Pop culture obsessives writing for the pop culture obsessed.
Pop culture obsessives writing for the pop culture obsessed.

Here's a handy guide for countering the Stranger Things backlash

In a culture so rife with pointless remakes and exploitive nostalgia, it’s understandable that fatigued viewers would view a show like Stranger Things with suspicion. As the above video essay points out, it’s basically “80s Movie: The TV Show,” with its first season building entire set pieces and characters around the likes of E.T., Predator, Poltergeist, and Firestarter. That doesn’t change in the second season, either—Ghostbusters, Jurassic Park, and Indiana Jones make up its DNA, while Aliens is pretty much its entire spine.
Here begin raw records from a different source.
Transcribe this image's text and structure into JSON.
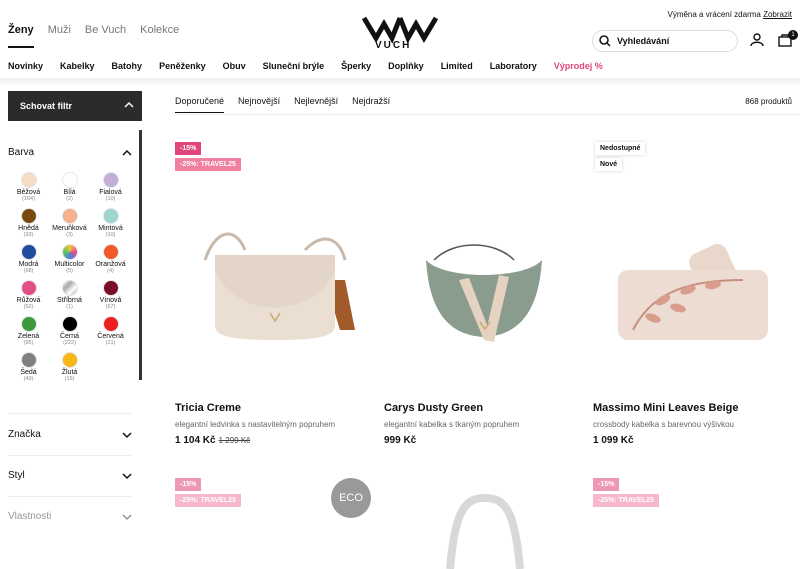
{
  "header": {
    "top_nav": [
      "Ženy",
      "Muži",
      "Be Vuch",
      "Kolekce"
    ],
    "logo_text": "VUCH",
    "return_info": "Výměna a vrácení zdarma",
    "return_link": "Zobrazit",
    "search_placeholder": "Vyhledávání",
    "cart_count": "1",
    "main_nav": [
      "Novinky",
      "Kabelky",
      "Batohy",
      "Peněženky",
      "Obuv",
      "Sluneční brýle",
      "Šperky",
      "Doplňky",
      "Limited",
      "Laboratory",
      "Výprodej %"
    ]
  },
  "filters": {
    "toggle_label": "Schovat filtr",
    "color_title": "Barva",
    "colors": [
      {
        "name": "Béžová",
        "count": "(164)",
        "hex": "#f7dcc4"
      },
      {
        "name": "Bílá",
        "count": "(2)",
        "hex": "#ffffff"
      },
      {
        "name": "Fialová",
        "count": "(10)",
        "hex": "#c4aed8"
      },
      {
        "name": "Hnědá",
        "count": "(93)",
        "hex": "#7b4a14"
      },
      {
        "name": "Meruňková",
        "count": "(3)",
        "hex": "#f5b08e"
      },
      {
        "name": "Mintová",
        "count": "(10)",
        "hex": "#9dd6cc"
      },
      {
        "name": "Modrá",
        "count": "(68)",
        "hex": "#1f4ea0"
      },
      {
        "name": "Multicolor",
        "count": "(5)",
        "hex": "conic"
      },
      {
        "name": "Oranžová",
        "count": "(4)",
        "hex": "#f25a27"
      },
      {
        "name": "Růžová",
        "count": "(52)",
        "hex": "#e24f86"
      },
      {
        "name": "Stříbrná",
        "count": "(1)",
        "hex": "silver"
      },
      {
        "name": "Vínová",
        "count": "(67)",
        "hex": "#7a0e2a"
      },
      {
        "name": "Zelená",
        "count": "(95)",
        "hex": "#3d9a3a"
      },
      {
        "name": "Černá",
        "count": "(222)",
        "hex": "#000000"
      },
      {
        "name": "Červená",
        "count": "(21)",
        "hex": "#ef2020"
      },
      {
        "name": "Šedá",
        "count": "(49)",
        "hex": "#808080"
      },
      {
        "name": "Žlutá",
        "count": "(15)",
        "hex": "#f8b81a"
      }
    ],
    "brand_title": "Značka",
    "style_title": "Styl",
    "props_title": "Vlastnosti"
  },
  "sorting": {
    "options": [
      "Doporučené",
      "Nejnovější",
      "Nejlevnější",
      "Nejdražší"
    ],
    "product_count": "868 produktů"
  },
  "products": [
    {
      "name": "Tricia Creme",
      "desc": "elegantní ledvinka s nastavitelným popruhem",
      "price": "1 104 Kč",
      "old_price": "1 299 Kč",
      "badges": [
        "-15%",
        "-25%: TRAVEL25"
      ]
    },
    {
      "name": "Carys Dusty Green",
      "desc": "elegantní kabelka s tkaným popruhem",
      "price": "999 Kč",
      "old_price": "",
      "badges": []
    },
    {
      "name": "Massimo Mini Leaves Beige",
      "desc": "crossbody kabelka s barevnou výšivkou",
      "price": "1 099 Kč",
      "old_price": "",
      "badges": [
        "Nedostupné",
        "Nové"
      ]
    }
  ],
  "second_row": {
    "badges_left": [
      "-15%",
      "-25%: TRAVEL25"
    ],
    "eco": "ECO",
    "badges_right": [
      "-15%",
      "-25%: TRAVEL25"
    ]
  }
}
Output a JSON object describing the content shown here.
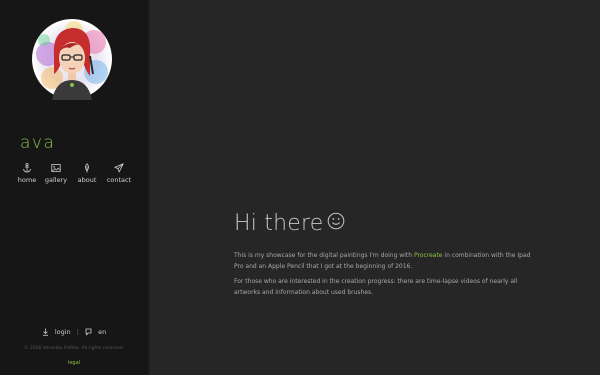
{
  "sidebar": {
    "brand": "ava",
    "nav": [
      {
        "label": "home",
        "icon": "anchor-icon"
      },
      {
        "label": "gallery",
        "icon": "image-icon"
      },
      {
        "label": "about",
        "icon": "feather-icon"
      },
      {
        "label": "contact",
        "icon": "paper-plane-icon"
      }
    ],
    "login_label": "login",
    "language_label": "en",
    "separator": "|",
    "copyright": "© 2016 Veronika Fröhler. All rights reserved.",
    "legal_label": "legal"
  },
  "main": {
    "greeting": "Hi there",
    "paragraph1": {
      "before": "This is my showcase for the digital paintings I'm doing with ",
      "link": "Procreate",
      "after": " in combination with the Ipad Pro and an Apple Pencil that I got at the beginning of 2016."
    },
    "paragraph2": "For those who are interested in the creation progress: there are time-lapse videos of nearly all artworks and information about used brushes."
  },
  "colors": {
    "accent": "#8bc34a",
    "sidebar_bg": "#161616",
    "main_bg": "#262626"
  }
}
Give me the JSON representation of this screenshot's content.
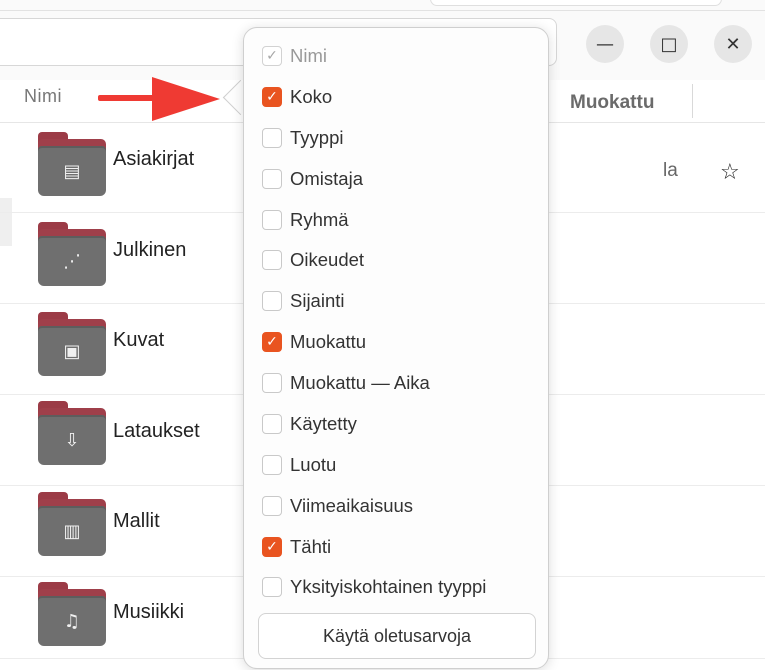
{
  "window": {
    "controls": {
      "minimize_glyph": "—",
      "maximize_glyph": "□",
      "close_glyph": "✕"
    }
  },
  "header": {
    "name_column": "Nimi",
    "modified_column": "Muokattu"
  },
  "files": [
    {
      "name": "Asiakirjat",
      "icon": "document-folder-icon"
    },
    {
      "name": "Julkinen",
      "icon": "share-folder-icon"
    },
    {
      "name": "Kuvat",
      "icon": "pictures-folder-icon"
    },
    {
      "name": "Lataukset",
      "icon": "downloads-folder-icon"
    },
    {
      "name": "Mallit",
      "icon": "templates-folder-icon"
    },
    {
      "name": "Musiikki",
      "icon": "music-folder-icon"
    }
  ],
  "row_preview": {
    "modified_text": "la",
    "star_glyph": "☆"
  },
  "menu": {
    "items": [
      {
        "label": "Nimi",
        "checked": true,
        "disabled": true
      },
      {
        "label": "Koko",
        "checked": true,
        "disabled": false
      },
      {
        "label": "Tyyppi",
        "checked": false,
        "disabled": false
      },
      {
        "label": "Omistaja",
        "checked": false,
        "disabled": false
      },
      {
        "label": "Ryhmä",
        "checked": false,
        "disabled": false
      },
      {
        "label": "Oikeudet",
        "checked": false,
        "disabled": false
      },
      {
        "label": "Sijainti",
        "checked": false,
        "disabled": false
      },
      {
        "label": "Muokattu",
        "checked": true,
        "disabled": false
      },
      {
        "label": "Muokattu — Aika",
        "checked": false,
        "disabled": false
      },
      {
        "label": "Käytetty",
        "checked": false,
        "disabled": false
      },
      {
        "label": "Luotu",
        "checked": false,
        "disabled": false
      },
      {
        "label": "Viimeaikaisuus",
        "checked": false,
        "disabled": false
      },
      {
        "label": "Tähti",
        "checked": true,
        "disabled": false
      },
      {
        "label": "Yksityiskohtainen tyyppi",
        "checked": false,
        "disabled": false
      }
    ],
    "default_button": "Käytä oletusarvoja"
  },
  "colors": {
    "accent": "#E95420",
    "arrow": "#EF3A33",
    "folder_tab": "#9F3F4A",
    "folder_body": "#6F6F6F"
  }
}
But that’s not necessarily a bad thing. As Just Write’s video essay outlines, there’s a difference between relying on references and actually subverting them. Stranger Things isn’t trying to be cute when it mirrors Eleven’s journey with E.T.’s or even when it casts Paul Reiser as a Burke-like character; rather, it’s toying with our preconceived notions of the tropes by spinning them off in new directions. Because Eleven isn’t E.T., nor is she Carrie White or Charlie from Firestarter—she’s an original character investigating the question of what would happen if they coalesced.

The essay also does a nice job of pointing out just how much pop culture informs the actual world of the show. It’s easier to swallow such a distinctly referential aesthetic when the characters themselves can’t make it a few sentences without mentioning D&D or Star Wars or Lord of the Rings—which actually makes things a little more realistic and relatable, if you’re the sort of person obsessively consuming pop culture in the first place.

Randall Colburn is The A.V. Club's Internet Culture Editor. He lives in Chicago, occasionally writes plays, and was a talking head in Best Worst Movie, the documentary about Troll 2.